**Task goal:** Copy out each line of the entries where the word "author" is present.

Content starts

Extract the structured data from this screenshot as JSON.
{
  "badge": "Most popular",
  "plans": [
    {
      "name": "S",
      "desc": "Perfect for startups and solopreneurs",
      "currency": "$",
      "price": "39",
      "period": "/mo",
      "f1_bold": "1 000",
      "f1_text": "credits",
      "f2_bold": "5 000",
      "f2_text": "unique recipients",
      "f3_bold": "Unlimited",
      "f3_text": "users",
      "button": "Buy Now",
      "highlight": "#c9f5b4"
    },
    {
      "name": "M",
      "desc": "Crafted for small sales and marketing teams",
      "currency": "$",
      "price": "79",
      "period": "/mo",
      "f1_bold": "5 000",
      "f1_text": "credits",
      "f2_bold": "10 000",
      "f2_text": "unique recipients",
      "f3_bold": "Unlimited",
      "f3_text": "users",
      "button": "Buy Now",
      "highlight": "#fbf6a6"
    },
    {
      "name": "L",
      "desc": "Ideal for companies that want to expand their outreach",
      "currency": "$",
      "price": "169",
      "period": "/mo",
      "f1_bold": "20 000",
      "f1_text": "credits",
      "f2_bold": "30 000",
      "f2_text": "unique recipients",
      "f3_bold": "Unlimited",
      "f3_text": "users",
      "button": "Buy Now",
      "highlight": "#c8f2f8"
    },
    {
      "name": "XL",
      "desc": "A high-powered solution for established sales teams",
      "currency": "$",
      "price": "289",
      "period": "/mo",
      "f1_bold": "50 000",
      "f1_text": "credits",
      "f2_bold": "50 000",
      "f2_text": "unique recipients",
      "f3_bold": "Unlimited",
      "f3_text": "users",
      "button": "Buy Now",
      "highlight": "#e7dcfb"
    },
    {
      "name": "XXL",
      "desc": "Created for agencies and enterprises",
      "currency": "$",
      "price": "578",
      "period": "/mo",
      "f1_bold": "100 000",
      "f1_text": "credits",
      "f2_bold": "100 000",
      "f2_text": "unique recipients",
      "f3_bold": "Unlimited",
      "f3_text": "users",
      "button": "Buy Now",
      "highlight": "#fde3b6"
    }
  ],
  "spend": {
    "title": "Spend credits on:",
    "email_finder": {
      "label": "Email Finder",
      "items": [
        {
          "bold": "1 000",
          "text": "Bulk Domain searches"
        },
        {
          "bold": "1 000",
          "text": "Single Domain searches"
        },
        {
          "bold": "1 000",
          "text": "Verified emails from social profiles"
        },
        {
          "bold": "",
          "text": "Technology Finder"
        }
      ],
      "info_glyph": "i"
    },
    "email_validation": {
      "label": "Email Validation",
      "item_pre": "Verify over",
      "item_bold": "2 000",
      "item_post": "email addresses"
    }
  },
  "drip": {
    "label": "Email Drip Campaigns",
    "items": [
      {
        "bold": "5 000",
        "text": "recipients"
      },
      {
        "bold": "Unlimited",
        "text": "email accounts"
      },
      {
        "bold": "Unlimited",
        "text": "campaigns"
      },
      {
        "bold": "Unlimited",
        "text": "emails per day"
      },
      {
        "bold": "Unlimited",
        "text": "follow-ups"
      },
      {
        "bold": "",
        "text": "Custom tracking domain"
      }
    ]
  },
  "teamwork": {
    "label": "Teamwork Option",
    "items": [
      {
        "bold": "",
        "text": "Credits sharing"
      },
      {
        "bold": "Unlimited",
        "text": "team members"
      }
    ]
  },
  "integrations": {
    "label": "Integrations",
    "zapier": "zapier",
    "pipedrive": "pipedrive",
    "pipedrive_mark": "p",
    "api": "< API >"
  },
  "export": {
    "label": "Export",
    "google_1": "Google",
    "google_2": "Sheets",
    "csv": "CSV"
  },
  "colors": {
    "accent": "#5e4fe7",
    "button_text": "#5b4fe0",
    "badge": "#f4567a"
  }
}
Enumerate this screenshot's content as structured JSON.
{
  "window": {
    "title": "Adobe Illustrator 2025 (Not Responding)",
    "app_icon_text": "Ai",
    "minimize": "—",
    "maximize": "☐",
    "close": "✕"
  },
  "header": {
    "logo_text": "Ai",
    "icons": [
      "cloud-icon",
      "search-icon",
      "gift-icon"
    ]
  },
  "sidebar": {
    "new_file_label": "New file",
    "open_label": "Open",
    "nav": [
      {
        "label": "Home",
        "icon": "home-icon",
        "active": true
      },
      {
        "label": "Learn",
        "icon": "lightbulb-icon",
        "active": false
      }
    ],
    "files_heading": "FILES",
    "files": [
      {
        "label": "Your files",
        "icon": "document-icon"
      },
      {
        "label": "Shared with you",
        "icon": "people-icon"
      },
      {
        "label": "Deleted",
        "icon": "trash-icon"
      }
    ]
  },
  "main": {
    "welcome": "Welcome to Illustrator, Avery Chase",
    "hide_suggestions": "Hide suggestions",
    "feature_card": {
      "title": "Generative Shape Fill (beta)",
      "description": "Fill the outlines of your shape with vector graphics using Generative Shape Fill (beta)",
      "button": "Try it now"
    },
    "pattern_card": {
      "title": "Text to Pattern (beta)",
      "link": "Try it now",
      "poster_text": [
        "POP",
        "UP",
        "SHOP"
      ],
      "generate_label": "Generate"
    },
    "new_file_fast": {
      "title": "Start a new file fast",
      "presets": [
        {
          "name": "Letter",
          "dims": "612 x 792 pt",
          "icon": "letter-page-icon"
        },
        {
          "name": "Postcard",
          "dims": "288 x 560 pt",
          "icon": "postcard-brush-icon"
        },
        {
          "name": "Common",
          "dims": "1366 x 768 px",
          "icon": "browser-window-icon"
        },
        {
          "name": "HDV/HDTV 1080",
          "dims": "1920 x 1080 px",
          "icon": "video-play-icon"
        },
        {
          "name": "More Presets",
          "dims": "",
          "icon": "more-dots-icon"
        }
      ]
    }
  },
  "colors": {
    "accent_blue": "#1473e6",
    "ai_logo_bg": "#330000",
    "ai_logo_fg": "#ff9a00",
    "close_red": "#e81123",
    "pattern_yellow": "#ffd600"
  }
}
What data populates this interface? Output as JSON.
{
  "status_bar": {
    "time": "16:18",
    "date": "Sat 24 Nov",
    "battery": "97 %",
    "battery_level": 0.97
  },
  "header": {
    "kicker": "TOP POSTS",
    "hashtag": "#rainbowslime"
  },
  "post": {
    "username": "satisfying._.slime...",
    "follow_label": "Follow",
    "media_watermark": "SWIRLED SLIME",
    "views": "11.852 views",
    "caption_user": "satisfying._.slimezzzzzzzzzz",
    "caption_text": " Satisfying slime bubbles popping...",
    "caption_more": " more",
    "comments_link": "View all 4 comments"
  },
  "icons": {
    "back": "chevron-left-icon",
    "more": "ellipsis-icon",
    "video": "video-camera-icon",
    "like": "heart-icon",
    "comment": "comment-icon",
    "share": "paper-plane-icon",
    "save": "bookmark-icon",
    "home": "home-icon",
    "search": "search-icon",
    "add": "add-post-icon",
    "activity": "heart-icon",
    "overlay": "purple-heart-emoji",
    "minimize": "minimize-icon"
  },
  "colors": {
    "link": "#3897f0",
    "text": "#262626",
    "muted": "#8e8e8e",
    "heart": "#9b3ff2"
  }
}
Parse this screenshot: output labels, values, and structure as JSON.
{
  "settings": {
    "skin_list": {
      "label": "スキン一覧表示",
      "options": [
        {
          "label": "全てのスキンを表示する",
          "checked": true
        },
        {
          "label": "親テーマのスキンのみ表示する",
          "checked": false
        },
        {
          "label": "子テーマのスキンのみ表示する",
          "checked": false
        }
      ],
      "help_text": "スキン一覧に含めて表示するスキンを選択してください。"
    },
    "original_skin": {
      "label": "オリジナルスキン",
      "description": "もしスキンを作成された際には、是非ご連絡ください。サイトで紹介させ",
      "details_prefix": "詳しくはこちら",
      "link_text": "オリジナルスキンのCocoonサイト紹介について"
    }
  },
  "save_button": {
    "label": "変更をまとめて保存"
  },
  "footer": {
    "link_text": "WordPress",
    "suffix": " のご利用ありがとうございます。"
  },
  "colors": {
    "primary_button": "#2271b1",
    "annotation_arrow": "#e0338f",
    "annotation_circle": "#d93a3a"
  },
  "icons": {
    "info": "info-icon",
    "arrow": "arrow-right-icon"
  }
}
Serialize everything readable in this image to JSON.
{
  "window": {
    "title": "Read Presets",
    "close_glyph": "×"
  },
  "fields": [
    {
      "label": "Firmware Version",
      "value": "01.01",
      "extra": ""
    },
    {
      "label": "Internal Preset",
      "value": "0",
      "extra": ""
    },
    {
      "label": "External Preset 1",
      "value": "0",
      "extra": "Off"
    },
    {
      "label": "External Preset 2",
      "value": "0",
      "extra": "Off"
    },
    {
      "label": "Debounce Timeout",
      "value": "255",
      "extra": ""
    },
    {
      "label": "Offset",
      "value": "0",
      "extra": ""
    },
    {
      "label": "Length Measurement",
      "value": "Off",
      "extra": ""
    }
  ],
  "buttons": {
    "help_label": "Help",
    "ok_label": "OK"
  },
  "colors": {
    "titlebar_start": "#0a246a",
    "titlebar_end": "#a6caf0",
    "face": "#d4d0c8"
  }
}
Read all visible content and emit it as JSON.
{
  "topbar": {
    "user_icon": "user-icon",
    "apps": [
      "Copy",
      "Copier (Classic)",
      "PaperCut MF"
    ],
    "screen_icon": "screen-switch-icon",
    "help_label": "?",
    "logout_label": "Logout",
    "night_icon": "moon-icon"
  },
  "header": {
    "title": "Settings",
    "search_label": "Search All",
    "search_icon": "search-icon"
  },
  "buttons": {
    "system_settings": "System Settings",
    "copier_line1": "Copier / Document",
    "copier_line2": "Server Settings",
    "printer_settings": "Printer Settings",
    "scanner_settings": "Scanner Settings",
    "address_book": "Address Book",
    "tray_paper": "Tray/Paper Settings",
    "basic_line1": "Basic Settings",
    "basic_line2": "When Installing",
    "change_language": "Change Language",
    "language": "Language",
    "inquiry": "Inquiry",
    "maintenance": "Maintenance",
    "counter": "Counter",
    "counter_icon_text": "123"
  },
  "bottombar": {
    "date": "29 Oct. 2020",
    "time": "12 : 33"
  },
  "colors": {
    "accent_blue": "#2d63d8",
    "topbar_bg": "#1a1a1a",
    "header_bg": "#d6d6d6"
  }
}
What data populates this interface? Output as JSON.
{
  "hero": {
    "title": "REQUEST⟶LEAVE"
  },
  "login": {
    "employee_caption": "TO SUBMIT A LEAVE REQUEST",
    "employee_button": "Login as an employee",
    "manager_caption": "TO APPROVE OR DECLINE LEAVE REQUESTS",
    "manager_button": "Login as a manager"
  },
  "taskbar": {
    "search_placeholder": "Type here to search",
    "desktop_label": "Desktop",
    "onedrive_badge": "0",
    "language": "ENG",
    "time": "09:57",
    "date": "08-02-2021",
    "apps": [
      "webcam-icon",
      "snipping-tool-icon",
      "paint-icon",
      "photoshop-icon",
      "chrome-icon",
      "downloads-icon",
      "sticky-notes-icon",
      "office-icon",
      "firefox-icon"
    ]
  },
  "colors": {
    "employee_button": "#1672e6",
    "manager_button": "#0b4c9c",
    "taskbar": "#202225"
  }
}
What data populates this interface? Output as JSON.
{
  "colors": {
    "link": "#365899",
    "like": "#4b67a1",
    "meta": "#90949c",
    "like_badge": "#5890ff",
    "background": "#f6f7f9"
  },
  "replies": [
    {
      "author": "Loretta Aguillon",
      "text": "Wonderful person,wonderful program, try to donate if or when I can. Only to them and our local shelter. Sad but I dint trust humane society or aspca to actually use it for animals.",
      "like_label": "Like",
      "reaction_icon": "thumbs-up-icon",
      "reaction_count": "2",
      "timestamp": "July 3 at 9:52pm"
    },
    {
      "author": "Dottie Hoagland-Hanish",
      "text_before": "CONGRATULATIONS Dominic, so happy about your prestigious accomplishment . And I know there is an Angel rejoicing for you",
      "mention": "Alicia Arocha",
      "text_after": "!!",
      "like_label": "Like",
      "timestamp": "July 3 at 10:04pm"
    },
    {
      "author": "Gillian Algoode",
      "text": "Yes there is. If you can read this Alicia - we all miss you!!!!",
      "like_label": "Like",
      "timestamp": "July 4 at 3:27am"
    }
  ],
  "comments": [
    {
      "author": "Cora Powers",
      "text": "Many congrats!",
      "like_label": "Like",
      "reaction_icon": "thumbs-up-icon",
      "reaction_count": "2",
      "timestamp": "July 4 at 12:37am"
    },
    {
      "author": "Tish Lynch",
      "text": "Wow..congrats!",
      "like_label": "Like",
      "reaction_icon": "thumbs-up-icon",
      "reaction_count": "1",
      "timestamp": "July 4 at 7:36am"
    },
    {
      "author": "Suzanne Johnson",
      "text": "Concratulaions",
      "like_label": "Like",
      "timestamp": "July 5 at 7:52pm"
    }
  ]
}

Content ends

**Result:**
      "author": "Loretta Aguillon",
      "author": "Dottie Hoagland-Hanish",
      "author": "Gillian Algoode",
      "author": "Cora Powers",
      "author": "Tish Lynch",
      "author": "Suzanne Johnson",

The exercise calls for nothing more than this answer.